:: Input ::
Segment Open

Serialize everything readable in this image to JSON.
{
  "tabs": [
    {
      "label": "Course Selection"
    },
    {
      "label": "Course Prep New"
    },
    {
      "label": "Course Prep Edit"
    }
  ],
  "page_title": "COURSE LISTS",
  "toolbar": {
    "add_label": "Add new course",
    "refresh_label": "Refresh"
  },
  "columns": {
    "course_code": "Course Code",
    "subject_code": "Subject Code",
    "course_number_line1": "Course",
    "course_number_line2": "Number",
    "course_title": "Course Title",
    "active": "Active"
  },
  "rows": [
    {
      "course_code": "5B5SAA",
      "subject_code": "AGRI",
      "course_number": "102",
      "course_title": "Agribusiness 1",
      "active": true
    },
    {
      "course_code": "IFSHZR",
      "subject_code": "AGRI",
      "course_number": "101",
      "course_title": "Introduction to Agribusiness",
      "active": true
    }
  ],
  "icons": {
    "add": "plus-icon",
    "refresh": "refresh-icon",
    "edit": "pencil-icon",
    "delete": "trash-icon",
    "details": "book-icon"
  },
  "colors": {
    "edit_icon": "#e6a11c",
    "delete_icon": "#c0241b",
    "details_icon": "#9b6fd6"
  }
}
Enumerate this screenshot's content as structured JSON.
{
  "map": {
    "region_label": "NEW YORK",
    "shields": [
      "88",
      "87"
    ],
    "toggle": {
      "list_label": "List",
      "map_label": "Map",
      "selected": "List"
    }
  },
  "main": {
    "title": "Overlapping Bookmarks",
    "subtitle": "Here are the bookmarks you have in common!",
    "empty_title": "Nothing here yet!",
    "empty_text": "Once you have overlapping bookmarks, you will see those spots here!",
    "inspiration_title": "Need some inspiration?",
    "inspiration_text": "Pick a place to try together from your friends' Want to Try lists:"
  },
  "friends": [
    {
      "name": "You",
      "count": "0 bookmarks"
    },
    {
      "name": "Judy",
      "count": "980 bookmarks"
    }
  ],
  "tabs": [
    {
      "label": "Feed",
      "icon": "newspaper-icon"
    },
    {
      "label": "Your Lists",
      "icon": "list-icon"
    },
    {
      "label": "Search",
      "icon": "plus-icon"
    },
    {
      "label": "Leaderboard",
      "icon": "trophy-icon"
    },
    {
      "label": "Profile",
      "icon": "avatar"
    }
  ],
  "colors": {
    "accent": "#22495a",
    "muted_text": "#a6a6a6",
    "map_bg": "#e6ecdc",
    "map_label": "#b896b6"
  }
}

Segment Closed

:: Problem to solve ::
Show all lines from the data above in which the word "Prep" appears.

:: Task result ::
      "label": "Course Prep New"
      "label": "Course Prep Edit"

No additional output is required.